He glanced around the crowd, and realized that many of them were engaged in heated conversation. "Rumors? Sorry. I haven't checked the news. What rumors?"
She took a breath to steady herself before speaking. "That transit's been shuttered in advance of a declaration of martial law."
"Martial--? Why? Who?"
"The rumor is that it's being ordered by the new Director of Financial Interests. You know, the guy who was railroaded through after the secretaries of treasury and commerce were killed in the terror attack at that resort in Greenland."
Victor shook his head. "All I know is that there's some kind of crisis at the Daley Transshipment Center. I got a call from the administrator. He said my boss is gone, and the control systems have been compromised. But even so, that shouldn't have anything to do with the trains. Well, it doesn't look I'd be getting a ride this way any time soon, so I might as well call a cab. Thanks."
Things weren't much calmer at the Port office. Half the crew was missing, and the rest looked frantic. Instead of reporting to his station, he went directly to Administrator Fletcher's office.
"Good," Fletcher said as he entered, "you're here. Now maybe we can get things back under control."
"You told me the system's been compromised," Victor said, not bothering to take the visitor's chair. "What else do you know?"
Fletcher gave him a scornful look. "I'm an administrator, not a tech-head, Schandrul. That's what you're here to figure out."
"Sure, but has anyone taken credit for it? I've heard rumors that--."
"I don't want speculation. Get me the facts, and get this place back under control! We're hemorrhaging money here."

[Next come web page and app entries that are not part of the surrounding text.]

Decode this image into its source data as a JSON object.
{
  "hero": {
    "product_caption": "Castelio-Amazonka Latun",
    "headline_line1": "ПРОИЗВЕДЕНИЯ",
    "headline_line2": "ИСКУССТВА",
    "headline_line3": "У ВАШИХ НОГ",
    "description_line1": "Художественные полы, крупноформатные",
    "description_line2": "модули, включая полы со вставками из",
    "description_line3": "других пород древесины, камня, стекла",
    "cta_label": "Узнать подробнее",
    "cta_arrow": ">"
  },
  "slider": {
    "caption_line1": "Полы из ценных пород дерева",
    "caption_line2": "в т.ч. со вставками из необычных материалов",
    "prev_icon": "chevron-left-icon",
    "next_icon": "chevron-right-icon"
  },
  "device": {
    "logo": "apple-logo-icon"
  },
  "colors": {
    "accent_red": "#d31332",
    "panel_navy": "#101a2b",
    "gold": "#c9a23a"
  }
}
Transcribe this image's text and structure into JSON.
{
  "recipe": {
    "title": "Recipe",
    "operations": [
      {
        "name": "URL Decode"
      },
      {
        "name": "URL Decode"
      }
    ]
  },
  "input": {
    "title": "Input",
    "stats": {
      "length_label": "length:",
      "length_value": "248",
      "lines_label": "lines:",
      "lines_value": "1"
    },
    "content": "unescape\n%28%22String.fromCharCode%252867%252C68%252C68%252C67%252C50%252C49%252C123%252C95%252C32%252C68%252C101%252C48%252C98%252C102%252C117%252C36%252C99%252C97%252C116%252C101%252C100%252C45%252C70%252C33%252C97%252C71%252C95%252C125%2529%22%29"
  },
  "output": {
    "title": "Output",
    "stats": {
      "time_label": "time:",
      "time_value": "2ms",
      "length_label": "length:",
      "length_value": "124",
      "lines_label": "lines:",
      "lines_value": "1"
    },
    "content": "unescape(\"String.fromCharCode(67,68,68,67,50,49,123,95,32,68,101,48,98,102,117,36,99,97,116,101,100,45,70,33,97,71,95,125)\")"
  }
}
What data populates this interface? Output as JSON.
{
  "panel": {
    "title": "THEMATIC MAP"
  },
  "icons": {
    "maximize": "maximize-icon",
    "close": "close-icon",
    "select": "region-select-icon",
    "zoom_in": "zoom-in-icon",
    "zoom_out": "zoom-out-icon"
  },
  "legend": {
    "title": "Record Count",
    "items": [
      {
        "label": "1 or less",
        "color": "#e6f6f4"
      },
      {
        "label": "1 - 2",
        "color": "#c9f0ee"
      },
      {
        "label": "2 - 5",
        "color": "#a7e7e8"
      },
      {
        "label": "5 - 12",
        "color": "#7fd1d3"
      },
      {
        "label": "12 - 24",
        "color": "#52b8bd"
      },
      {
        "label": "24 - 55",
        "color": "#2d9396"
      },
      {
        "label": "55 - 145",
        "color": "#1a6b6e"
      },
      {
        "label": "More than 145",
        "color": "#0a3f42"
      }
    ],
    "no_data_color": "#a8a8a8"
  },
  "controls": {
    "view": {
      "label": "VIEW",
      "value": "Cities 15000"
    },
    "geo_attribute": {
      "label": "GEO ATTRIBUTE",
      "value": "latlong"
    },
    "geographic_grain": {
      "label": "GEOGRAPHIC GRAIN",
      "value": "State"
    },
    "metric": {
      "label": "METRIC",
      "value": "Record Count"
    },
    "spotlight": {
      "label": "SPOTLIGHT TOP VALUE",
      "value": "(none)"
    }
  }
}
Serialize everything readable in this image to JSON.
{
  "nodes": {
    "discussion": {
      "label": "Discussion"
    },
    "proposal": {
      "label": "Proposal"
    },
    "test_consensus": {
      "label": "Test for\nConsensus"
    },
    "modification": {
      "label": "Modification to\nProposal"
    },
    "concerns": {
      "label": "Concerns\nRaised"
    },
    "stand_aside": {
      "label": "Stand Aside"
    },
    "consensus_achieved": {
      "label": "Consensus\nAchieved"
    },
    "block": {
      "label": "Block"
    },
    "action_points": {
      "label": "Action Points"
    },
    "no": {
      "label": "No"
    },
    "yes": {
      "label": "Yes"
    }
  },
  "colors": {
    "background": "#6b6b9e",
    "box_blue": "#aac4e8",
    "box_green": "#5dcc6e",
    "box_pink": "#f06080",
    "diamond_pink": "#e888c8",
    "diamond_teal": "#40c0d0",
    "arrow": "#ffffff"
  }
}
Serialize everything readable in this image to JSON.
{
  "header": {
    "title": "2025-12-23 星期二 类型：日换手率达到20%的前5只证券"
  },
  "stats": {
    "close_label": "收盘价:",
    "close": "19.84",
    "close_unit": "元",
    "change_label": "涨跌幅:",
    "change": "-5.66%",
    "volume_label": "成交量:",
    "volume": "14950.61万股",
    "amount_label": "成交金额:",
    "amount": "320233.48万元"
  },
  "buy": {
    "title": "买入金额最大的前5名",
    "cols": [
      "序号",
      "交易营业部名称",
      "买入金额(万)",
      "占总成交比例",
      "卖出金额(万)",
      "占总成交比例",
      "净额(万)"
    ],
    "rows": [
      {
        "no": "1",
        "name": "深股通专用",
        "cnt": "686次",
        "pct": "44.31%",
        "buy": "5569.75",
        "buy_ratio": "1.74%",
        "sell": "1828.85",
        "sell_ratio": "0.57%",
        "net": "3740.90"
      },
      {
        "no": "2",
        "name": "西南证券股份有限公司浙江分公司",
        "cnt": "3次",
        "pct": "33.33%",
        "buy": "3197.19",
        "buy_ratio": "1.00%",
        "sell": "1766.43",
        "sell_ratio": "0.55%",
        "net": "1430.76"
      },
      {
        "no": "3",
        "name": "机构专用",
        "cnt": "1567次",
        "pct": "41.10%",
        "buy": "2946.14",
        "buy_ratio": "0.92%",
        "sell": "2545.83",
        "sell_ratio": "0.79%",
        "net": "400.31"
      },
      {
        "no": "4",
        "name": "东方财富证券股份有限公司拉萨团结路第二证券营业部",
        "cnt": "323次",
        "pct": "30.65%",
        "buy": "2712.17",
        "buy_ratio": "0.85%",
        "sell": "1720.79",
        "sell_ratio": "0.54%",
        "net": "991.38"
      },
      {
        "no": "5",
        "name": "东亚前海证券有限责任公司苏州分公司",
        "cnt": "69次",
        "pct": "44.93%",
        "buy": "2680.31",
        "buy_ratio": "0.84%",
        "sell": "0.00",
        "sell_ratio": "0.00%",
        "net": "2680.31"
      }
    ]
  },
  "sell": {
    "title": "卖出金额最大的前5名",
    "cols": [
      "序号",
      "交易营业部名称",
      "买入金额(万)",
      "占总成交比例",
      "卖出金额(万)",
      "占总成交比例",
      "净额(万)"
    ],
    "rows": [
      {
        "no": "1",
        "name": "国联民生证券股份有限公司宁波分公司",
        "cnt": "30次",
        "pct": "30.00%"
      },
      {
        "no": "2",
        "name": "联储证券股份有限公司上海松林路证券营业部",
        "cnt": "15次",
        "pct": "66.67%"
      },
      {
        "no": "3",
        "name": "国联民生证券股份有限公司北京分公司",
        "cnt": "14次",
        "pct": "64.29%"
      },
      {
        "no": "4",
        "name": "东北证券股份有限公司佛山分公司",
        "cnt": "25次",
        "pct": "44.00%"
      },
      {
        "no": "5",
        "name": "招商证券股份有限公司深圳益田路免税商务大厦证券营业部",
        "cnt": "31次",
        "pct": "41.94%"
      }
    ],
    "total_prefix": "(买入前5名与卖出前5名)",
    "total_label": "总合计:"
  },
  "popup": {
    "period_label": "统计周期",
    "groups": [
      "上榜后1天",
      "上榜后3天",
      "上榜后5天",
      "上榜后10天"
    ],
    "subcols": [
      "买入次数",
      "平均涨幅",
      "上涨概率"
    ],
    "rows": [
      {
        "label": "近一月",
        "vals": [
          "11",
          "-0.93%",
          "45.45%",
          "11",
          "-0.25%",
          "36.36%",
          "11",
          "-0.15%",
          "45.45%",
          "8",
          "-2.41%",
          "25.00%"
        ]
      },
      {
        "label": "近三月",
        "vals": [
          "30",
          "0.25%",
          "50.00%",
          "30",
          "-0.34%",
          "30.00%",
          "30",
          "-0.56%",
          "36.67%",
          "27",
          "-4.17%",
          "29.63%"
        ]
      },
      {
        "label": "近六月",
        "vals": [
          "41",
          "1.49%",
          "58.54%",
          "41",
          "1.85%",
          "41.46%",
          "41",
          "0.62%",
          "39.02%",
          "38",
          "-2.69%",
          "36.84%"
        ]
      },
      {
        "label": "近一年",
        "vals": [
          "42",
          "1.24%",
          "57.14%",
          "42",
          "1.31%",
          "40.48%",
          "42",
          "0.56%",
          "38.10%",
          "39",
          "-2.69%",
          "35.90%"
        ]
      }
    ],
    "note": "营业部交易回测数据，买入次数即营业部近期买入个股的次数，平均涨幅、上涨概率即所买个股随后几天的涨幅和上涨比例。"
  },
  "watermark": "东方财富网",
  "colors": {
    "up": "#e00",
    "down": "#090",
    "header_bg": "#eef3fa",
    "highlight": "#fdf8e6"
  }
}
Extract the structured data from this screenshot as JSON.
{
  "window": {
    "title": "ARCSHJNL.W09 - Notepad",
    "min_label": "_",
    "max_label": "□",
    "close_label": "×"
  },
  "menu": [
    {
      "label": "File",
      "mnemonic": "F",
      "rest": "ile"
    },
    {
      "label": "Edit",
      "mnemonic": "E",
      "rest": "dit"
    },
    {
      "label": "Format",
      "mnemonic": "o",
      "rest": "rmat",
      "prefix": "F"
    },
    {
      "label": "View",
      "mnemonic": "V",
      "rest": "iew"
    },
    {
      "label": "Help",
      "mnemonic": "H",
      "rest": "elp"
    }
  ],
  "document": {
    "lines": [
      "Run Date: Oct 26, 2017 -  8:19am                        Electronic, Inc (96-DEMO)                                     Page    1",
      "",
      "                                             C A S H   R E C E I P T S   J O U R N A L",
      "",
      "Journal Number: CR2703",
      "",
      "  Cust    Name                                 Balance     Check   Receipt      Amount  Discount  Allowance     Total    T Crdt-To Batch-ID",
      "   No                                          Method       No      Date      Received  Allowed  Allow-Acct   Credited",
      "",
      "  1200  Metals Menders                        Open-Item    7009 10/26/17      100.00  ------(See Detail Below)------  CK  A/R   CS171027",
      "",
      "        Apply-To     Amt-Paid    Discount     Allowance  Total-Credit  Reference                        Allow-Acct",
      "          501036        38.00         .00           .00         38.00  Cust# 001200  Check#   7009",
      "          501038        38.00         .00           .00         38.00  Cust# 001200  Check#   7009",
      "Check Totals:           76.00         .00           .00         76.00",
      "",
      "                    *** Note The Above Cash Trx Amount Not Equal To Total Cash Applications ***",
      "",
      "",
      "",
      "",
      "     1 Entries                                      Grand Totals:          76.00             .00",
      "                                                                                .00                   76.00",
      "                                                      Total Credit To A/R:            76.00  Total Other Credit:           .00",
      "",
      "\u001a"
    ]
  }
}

"At once, sir." He was about to turn around, when he caught himself and asked meekly, "If you don't mind, sir, could you please tell me what happened to Natalie? And where are all the others?"
Fletcher frowned and looked away for a moment. Then he gestured for Victor to shut the door and sit down. "It's like this," he said. "The Hacker Collective took credit for shutting us down. They said it was because they didn't like the politics of the owners."
"The owners? What does the collective think the Basel banking consortium has to do with running the port? It's just another asset in their portfolio."
"Exactly. But once they made it political, people started taking sides. Some of them even refused to follow orders. Naturally, we had to show them the door. It's bad enough that we've lost control of our equipment without having to fight our own employees to get things running again."
Victor's jaw dropped. "Natalie, sir? Are you telling me that my manager sided with those creeps?"